Not all siblings want things to work. "If you've shared your feelings about how they've hurt you, and they've reacted badly and no change has occurred, then it's time to set limits to your interactions," says Williamson.
For example, if a sibling always asks you for money, it may be harmful for you and your sibling to spend money all the time. The lack of financial responsibility will not change them, and you will continue to feel needed. By setting clear boundaries, you can regain your sanity while your sibling must face the reality of Williamson's decisions.
"Maybe that means you only see them at big family gatherings, maybe that means you let them in. You know you're not talking to them anymore when they start saying harmful things to you," says Williamson. "If you have helped them financially in the past and they only interact with you when they need money or shelter, it may be time to tell them that you will like to talk to them when they stop calling with you Need. "

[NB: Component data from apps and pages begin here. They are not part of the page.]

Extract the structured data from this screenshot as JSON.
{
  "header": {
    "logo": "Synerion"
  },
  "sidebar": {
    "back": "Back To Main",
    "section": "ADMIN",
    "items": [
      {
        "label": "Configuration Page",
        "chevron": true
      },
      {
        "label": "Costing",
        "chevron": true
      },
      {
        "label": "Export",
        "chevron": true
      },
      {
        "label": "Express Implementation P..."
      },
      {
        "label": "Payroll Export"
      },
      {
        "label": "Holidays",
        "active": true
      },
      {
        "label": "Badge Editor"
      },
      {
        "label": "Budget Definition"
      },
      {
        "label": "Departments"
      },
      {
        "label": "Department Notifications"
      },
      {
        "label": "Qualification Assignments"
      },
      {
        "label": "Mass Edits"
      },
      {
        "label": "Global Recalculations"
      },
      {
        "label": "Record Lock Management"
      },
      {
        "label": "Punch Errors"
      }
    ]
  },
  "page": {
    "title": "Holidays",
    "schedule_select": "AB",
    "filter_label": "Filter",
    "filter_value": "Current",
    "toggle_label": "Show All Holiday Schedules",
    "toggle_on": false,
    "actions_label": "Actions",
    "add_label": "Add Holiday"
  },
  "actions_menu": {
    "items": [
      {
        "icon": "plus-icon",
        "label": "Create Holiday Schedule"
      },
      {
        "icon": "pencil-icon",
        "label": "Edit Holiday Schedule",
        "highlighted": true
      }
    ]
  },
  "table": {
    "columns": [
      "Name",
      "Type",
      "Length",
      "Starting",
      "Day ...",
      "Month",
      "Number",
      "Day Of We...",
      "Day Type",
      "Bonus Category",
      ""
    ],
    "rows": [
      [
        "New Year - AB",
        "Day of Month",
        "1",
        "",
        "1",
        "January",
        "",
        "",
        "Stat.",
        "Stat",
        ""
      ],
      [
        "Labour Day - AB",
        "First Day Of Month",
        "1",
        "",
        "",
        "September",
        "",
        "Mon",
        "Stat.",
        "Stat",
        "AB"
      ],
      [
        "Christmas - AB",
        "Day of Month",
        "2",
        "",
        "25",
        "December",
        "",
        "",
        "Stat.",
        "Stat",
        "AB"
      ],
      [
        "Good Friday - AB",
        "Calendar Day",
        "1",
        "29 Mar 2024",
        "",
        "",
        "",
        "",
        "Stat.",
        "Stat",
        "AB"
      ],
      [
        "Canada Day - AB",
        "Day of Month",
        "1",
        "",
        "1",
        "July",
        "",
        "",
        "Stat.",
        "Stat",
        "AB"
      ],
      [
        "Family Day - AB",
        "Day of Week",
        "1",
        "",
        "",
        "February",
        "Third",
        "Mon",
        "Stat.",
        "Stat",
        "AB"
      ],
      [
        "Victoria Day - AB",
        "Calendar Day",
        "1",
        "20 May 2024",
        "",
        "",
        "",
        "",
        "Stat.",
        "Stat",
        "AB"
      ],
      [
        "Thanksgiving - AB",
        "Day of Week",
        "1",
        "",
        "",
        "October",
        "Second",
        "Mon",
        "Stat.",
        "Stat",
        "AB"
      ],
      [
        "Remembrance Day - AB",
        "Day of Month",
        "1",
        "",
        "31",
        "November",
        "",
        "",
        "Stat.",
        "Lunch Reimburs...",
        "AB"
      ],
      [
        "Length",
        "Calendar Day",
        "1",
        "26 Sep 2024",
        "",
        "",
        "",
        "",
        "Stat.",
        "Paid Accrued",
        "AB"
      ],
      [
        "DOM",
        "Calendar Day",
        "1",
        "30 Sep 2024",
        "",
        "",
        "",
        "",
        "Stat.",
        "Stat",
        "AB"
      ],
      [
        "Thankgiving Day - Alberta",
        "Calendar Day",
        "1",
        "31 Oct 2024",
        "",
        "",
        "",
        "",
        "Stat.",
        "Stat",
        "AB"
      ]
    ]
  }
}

Borders can be very tough, but it's best for you both. "It's important to know that setting limits is not careless," says Williamson. "When we set no boundaries and people walk around us, we usually harbor resentment, even if it is not shown out at first." If you do not deal with this grudge, it will build up every opportunity for a relationship and rip it apart.
Instead of getting rid of anger in the future, now set limits. Although you may be limiting your time with your sibling, do not cut them completely out of your life. But you make it clear that you will not continue to be used and their negative behavior can not overtake your life.
If you need to let them go
At some point you may have to cut ties with a sibling. If you've tried to mend fences and knock them out every now and then, it's best to put your mental, physical and financial health first and let the sibling go … at least for a while.
"You have the opportunity to take a break from your sibling," says Fuller. "Encourage her to seek help and possibly come back soon after the cure has passed." You can leave the door open for later reconciliation if the behavior of your siblings has changed, but in the meantime limit the contact.
Keep your boundaries upright. If you feel guilty about cutting them out of your life, look at all the things you have done to remedy the situation. Trent says he should look at your notes to see the list of all the things you have done to get things right. This does not cure your pain immediately, but you should be reassured when you know that the effort has been made.
At this time, all experts recommend to go to therapy. A psychiatrist can help you meet the limits you set, deal with family guilt, and guide you through the negative memories of the toxic relationship. Williamson also recommends groups like Al-Anon to help maintain boundaries and detect other toxic or dependent relationships in your life.
Luckily, most sibling alienations do not last a lifetime. The Cambridge survey found that only 36 percent of respondents believed that they could never again relate to their siblings (compared to 56 percent of those who were sure they would never have a relationship with their mother) ,
Sibling connections are complicated However, when you set limits and prioritize your own health, you can lead a better life – with or without siblings. "Removing yourself from a poisonous relationship does not mean closing a door completely," says Fuller. "It means that you have enough room to heal."
Amber Petty is a writer, headquartered in L. A. and a regular contributor to Greatist. Follow her as she describes her weight loss journey in her new bimonthly Slim Chance column. Follow her on Instagram @ Ambernpetty.